Exercise description: Search the records for the string "розовый", then copy each line that has it.

Data about app and page elements
/---
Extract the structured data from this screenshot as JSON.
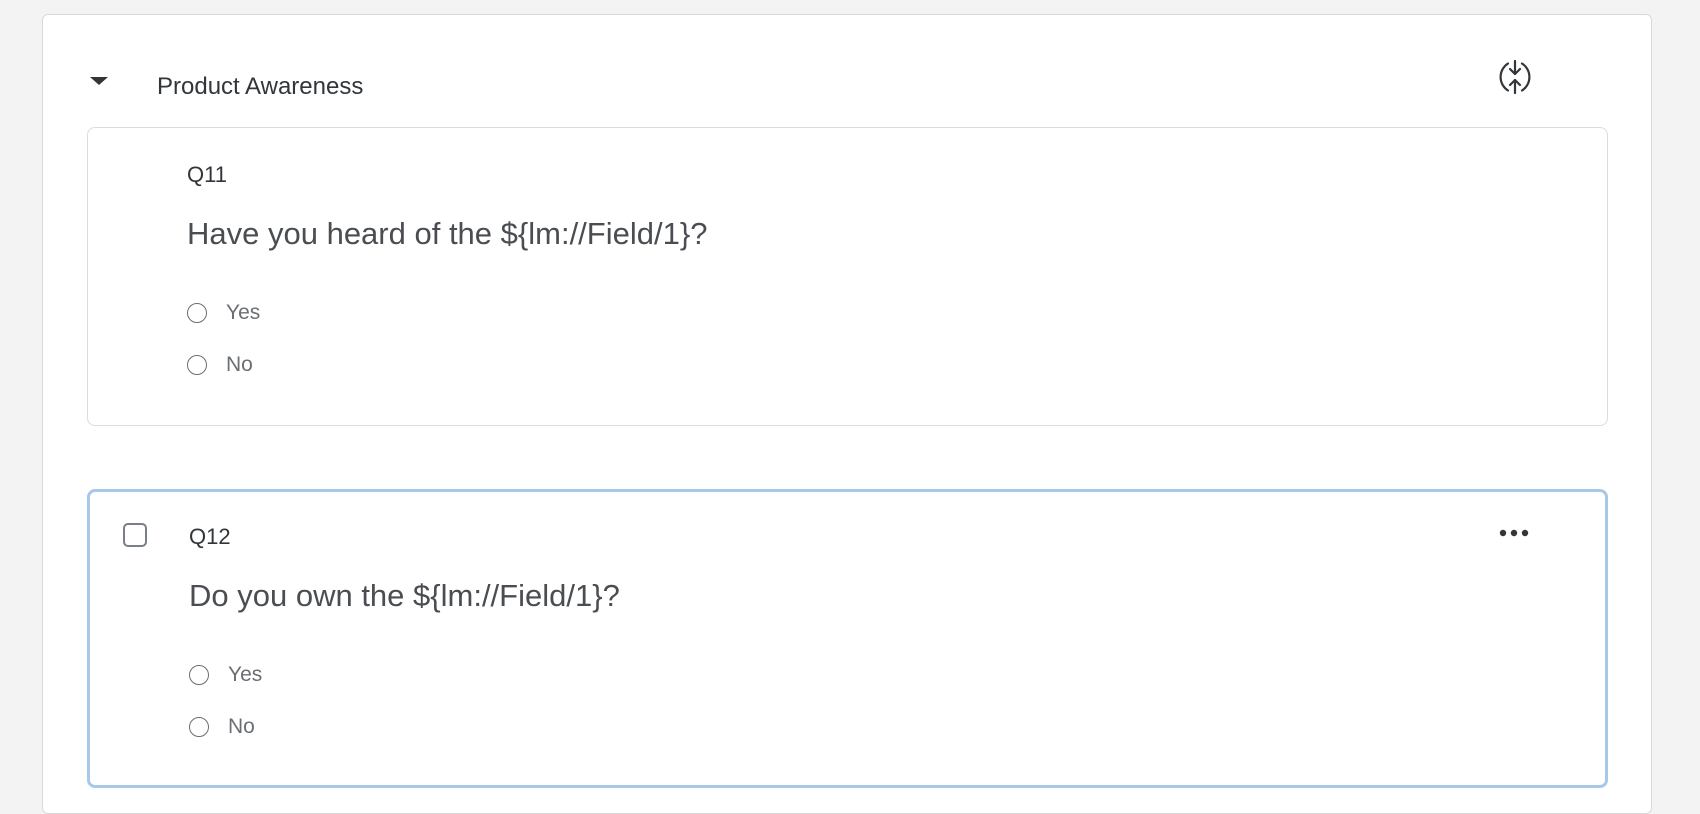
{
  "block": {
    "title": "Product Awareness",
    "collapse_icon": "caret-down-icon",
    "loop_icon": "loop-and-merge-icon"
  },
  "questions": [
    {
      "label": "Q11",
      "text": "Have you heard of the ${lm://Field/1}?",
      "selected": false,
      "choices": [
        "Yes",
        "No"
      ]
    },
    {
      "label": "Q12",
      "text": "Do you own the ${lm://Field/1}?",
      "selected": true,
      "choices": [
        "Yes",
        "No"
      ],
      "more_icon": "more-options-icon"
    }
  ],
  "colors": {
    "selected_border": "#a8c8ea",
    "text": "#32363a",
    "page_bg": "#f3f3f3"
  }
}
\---
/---
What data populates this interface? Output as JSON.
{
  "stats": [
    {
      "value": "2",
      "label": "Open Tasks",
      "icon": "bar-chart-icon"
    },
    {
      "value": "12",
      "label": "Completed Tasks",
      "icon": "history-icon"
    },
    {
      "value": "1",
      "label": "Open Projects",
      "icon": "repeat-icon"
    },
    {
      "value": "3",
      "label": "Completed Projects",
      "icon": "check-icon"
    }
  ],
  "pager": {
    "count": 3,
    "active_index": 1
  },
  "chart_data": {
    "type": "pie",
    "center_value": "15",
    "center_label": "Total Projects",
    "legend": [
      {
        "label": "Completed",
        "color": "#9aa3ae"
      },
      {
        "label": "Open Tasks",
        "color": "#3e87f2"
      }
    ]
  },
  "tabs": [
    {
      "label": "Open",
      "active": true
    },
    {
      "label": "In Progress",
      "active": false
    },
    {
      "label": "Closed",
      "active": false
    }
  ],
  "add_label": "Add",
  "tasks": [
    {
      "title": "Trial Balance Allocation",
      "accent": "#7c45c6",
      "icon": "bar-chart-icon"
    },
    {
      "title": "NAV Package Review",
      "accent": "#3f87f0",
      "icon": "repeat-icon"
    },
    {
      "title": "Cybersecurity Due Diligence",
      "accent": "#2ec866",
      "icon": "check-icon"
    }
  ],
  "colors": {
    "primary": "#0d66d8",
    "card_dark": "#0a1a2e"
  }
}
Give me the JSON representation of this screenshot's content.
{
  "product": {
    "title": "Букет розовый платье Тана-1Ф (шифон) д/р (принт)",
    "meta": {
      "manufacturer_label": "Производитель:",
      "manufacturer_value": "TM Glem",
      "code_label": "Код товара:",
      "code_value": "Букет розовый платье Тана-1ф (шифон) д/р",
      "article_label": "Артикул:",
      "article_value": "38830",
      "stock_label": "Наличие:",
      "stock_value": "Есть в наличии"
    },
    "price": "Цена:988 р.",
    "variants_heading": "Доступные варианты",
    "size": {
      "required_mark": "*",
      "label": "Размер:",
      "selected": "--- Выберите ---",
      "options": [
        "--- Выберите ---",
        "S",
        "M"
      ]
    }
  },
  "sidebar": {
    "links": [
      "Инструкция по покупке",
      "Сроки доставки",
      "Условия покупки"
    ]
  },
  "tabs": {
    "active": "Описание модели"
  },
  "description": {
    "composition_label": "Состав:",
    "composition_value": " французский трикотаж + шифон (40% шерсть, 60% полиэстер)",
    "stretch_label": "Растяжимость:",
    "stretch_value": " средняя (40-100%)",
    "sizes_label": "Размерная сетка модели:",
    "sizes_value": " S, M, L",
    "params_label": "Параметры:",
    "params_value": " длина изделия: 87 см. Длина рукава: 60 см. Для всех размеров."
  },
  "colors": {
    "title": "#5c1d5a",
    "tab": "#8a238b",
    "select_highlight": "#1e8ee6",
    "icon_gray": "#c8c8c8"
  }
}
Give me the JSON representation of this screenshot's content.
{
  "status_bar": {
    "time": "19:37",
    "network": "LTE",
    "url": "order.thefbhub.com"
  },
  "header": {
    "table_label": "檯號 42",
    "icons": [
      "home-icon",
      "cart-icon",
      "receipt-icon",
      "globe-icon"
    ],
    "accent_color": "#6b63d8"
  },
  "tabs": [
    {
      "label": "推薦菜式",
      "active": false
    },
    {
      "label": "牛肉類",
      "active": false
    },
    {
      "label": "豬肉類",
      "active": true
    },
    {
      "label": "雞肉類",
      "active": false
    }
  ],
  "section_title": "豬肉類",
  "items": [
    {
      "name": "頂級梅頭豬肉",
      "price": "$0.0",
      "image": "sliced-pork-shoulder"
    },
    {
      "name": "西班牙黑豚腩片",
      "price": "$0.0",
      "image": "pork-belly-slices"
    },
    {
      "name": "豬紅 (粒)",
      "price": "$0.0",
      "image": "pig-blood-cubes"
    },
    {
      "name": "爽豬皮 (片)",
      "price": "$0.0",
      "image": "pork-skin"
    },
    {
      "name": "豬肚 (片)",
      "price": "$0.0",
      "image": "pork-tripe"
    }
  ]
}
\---
Answer area:
    "title": "Букет розовый платье Тана-1Ф (шифон) д/р (принт)",
      "code_value": "Букет розовый платье Тана-1ф (шифон) д/р",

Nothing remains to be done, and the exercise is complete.